Giant Bomb Review


Tales of Monkey Island Chapter 1: Launch of the Screaming Narwhal Review

  • PC

Telltale delivers a breezy pirate adventure with its first episode, easing into the fiction while still honoring the Monkey Island name.

By the Cursed Cutlass of Kaflu!
By the Cursed Cutlass of Kaflu!
People are pretty crazy about Monkey Island, and with good reason. Though the series had its ups and downs, when the Monkey Island games were at their best, they were one of the high watermarks for how funny and clever a game could be. It's been a while since we've seen the continued adventures of Guybrush Threepwood, and now Telltale is at the helm with Tales of Monkey Island, a brand-new five-episode adventure, the first episode of which is available now. Considering the actual quality of the previous Monkey Island games, as well as the legend that people have built up in their minds during their eight-year absence, expectations are high. Luckily, Telltale is staffed to the gills with folks who were key players in past Monkey Island games, and they don't seem to have lost their touch with Tales.

Launch of the Screaming Narwhal initially catches our hero Guybrush Threepwood in the middle of another jam involving his wife and former governor of Mêlée Island, Elaine Marley-Threepwood, and the voodoo-ghost-zombie-demon-pirate LeChuck. After an ill-considered root beer incantation, Elaine is left in the clutches of a re-mortalized LeChuck, and Guybrush is marooned with a LeChuck-possessed hand on Flotsam Island, which is where this episode takes place. The title refers to the only ship on Flotsam Island, which Guybrush must wrest from a local pirate, though he also has to contend with a mysterious weather system that keeps the inhabitants of Flotsam Island trapped there as well.

This episode seems very deliberately designed to ease you back into the world of Monkey Island, and the events on Flotsam Island feel like a warm-up for the proper adventure. Elaine and LeChuck don't figure in too heavily just yet, allowing you to get familiar with the unique way in which Guybrush buckles swash, as well as the series' goofy, anachronistic, easy-going approach to the topics of piracy and island voodoo. There's still plenty of room for callbacks and references tailored for established Monkey Islanders, though it's rarely so inside that first-timers won't be able to find the humor in silly pirates and sillier names for pirate stuff.

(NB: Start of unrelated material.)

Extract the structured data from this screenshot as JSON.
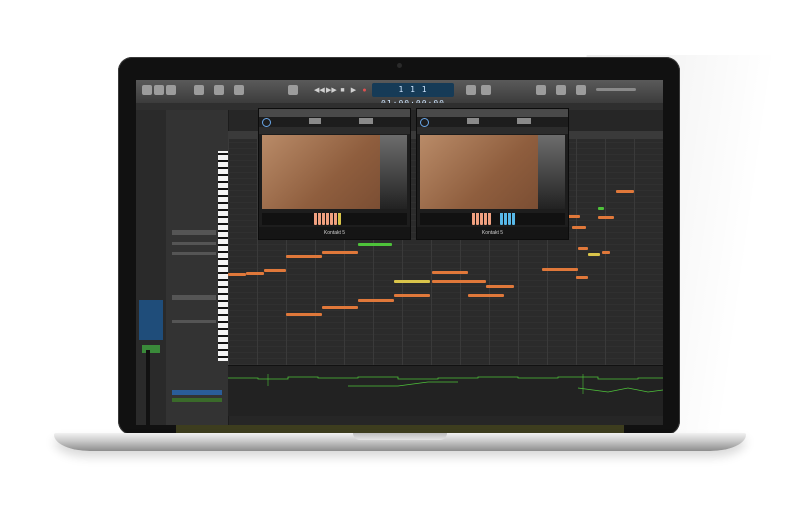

There's a good amount of funny, well-delivered dialog here, and the story is propelled by puzzles that tend to focus on combining and using inventory items in unconventional ways, as well as the deciphering of treasure maps. As far as the complexity and obscurity of the puzzles, I only found myself stumped by Launch of the Screaming Narwhal once, and the solution ended up being far simpler than I had assumed. There's a subtle hint system to occasionally nudge you in the right direction, something you can adjust the prominence of or turn off entirely.

Strange things are afoot on Flotsam Island.
Strange things are afoot on Flotsam Island.
My only substantial gripe about Tales of Monkey Island so far is the way the hybrid controls handle. Rather than opt for pure point-and-click, you've got direct control over Guybrush using either the keyboard or the mouse, though you still have to use the mouse to interact with people and objects. Fixed camera angles and a certain lack of fidelity in the controls just make both control options feel like a little bit of a struggle. There's also some awkwardness to the way you open up your inventory and use items from it. It has no significant ill impact on the actual puzzles, but it's kind of clunky.

If this first episode is any indication, Tales of Monkey Island is shaping up to be Telltale's most visually ambitious game yet. Everything is nicely stylized with a palette that recalls the old Monkey Island games, and with few minor exceptions, the animation is all very lively. Though there's a nice little depth of field effect, this isn't going to win any technical awards. Still, there's just a jauntiness to the whole look of the game that compliments the humor really well.

I was really satisfied with the three or four hours it took me to get through Launch of the Narwhal, and the episode ends on a delicious cliffhanger that has me eager to see what happens in next month's episode.